Miami, Fla. - In December, Carlton Fields shareholders Stephen J. Bronis and Paul A. Calli obtained the acquittal of client Stephen Giordanella in the largest foreign bribery case in U.S. history. After a 12-week jury trial in the U.S. District Court for the District of Columbia, Judge Richard J. Leon entered a judgment acquitting Mr. Giordanella of conspiracy to violate the Foreign Corrupt Practices Act (“FCPA”), finding that the evidence was insufficient to send his case to the jury. Mr. Giordanella was the only one of the six accused individuals to be acquitted at that stage of the case. The media continues to cover this case as evidenced in today's Washington Post.

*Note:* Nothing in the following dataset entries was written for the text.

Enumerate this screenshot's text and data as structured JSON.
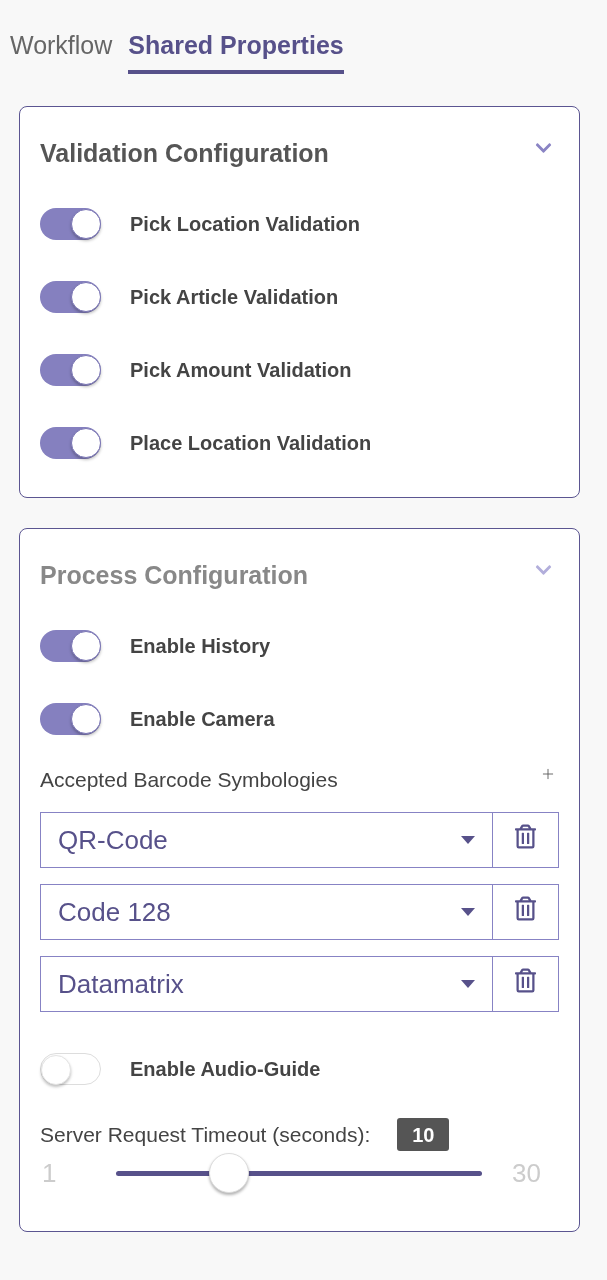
{
  "tabs": [
    {
      "label": "Workflow",
      "selected": false
    },
    {
      "label": "Shared Properties",
      "selected": true
    }
  ],
  "panels": [
    {
      "title": "Validation Configuration",
      "active": true,
      "expanded": true,
      "items": [
        {
          "kind": "toggle",
          "label": "Pick Location Validation",
          "on": true
        },
        {
          "kind": "toggle",
          "label": "Pick Article Validation",
          "on": true
        },
        {
          "kind": "toggle",
          "label": "Pick Amount Validation",
          "on": true
        },
        {
          "kind": "toggle",
          "label": "Place Location Validation",
          "on": true
        }
      ]
    },
    {
      "title": "Process Configuration",
      "active": false,
      "expanded": true,
      "items": [
        {
          "kind": "toggle",
          "label": "Enable History",
          "on": true
        },
        {
          "kind": "toggle",
          "label": "Enable Camera",
          "on": true
        },
        {
          "kind": "list",
          "label": "Accepted Barcode Symbologies",
          "entries": [
            "QR-Code",
            "Code 128",
            "Datamatrix"
          ]
        },
        {
          "kind": "toggle",
          "label": "Enable Audio-Guide",
          "on": false
        },
        {
          "kind": "slider",
          "label": "Server Request Timeout (seconds):",
          "value": "10",
          "min": "1",
          "max": "30",
          "level": 0.31
        }
      ]
    }
  ]
}
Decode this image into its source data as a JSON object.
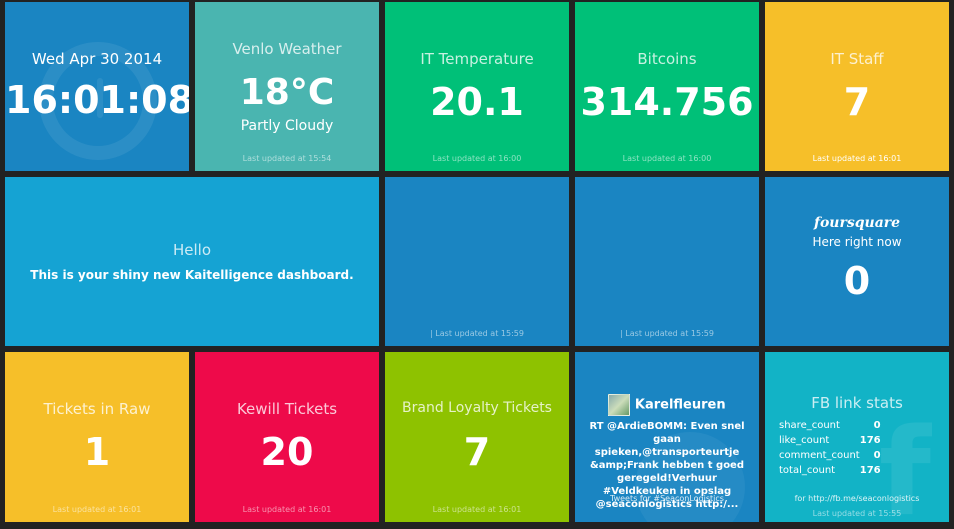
{
  "clock": {
    "date": "Wed Apr 30 2014",
    "time": "16:01:08"
  },
  "weather": {
    "title": "Venlo Weather",
    "temp": "18°C",
    "condition": "Partly Cloudy",
    "updated": "Last updated at 15:54"
  },
  "it_temp": {
    "title": "IT Temperature",
    "value": "20.1",
    "updated": "Last updated at 16:00"
  },
  "bitcoins": {
    "title": "Bitcoins",
    "value": "314.756",
    "updated": "Last updated at 16:00"
  },
  "it_staff": {
    "title": "IT Staff",
    "value": "7",
    "updated": "Last updated at 16:01"
  },
  "hello": {
    "title": "Hello",
    "text": "This is your shiny new Kaitelligence dashboard."
  },
  "blank1": {
    "updated": "| Last updated at 15:59"
  },
  "blank2": {
    "updated": "| Last updated at 15:59"
  },
  "foursquare": {
    "logo": "foursquare",
    "subtitle": "Here right now",
    "value": "0"
  },
  "tickets_raw": {
    "title": "Tickets in Raw",
    "value": "1",
    "updated": "Last updated at 16:01"
  },
  "kewill": {
    "title": "Kewill Tickets",
    "value": "20",
    "updated": "Last updated at 16:01"
  },
  "brand": {
    "title": "Brand Loyalty Tickets",
    "value": "7",
    "updated": "Last updated at 16:01"
  },
  "twitter": {
    "user": "Karelfleuren",
    "tweet": "RT @ArdieBOMM: Even snel gaan spieken,@transporteurtje &amp;Frank hebben t goed geregeld!Verhuur #Veldkeuken in opslag @seaconlogistics http:/...",
    "footer": "Tweets for #SeaconLogistics"
  },
  "fb": {
    "title": "FB link stats",
    "rows": [
      {
        "label": "share_count",
        "value": "0"
      },
      {
        "label": "like_count",
        "value": "176"
      },
      {
        "label": "comment_count",
        "value": "0"
      },
      {
        "label": "total_count",
        "value": "176"
      }
    ],
    "footer": "for http://fb.me/seaconlogistics",
    "updated": "Last updated at 15:55"
  },
  "colors": {
    "blue": "#1a85c2",
    "teal": "#4ab5b0",
    "green": "#00c078",
    "yellow": "#f6bf29",
    "cyan": "#15a3d3",
    "red": "#ee0a4a",
    "lime": "#8ec200",
    "aqua": "#12b3c6"
  }
}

The article, "Racy, vulgar texts hurt Justice Department's largest sting operation targeting foreign bribery," discusses how the FBI agents and their key informant involved in the case, sent inappropriate text messages to one another during their investigation.

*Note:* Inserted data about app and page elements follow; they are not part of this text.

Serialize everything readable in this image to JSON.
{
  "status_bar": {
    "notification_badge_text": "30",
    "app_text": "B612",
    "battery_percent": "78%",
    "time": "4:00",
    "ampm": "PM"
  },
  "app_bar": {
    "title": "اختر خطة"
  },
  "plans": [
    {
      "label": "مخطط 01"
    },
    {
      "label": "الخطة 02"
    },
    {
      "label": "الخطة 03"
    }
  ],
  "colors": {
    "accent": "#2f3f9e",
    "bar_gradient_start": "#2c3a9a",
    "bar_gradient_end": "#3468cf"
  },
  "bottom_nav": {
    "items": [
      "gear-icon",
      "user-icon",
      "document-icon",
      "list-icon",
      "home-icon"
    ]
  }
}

Washington Post reporter Del Quentin Wilber wrote:
"When arrests were announced by the Justice Department, the agents and informant basked in positive press. 'It's like an atomic mushroom cloud,' the informant gloated in a text to his FBI handler. Since reaching court, however, there hasn't been much to brag about ... federal prosecutors failed to win a single conviction. One reason for the courtroom setbacks can be traced to the ribald texts exchanged between the informant and his FBI handlers."
Calli told the Post that the text messages showed that "the FBI had established no appropriate boundaries" with the informant.
The foreman of the jury, who recently spoke out about the case on the FCPA Professor Blog and discussed the jury’s total rejection of the prosecution theory, agreed with Calli and told the Post that the texts hurt the agents' credibility and that the investigation was run poorly.
READ: The Washington Post's "Racy, vulgar texts hurt Justice Department's largest sting operation targeting foreign bribery"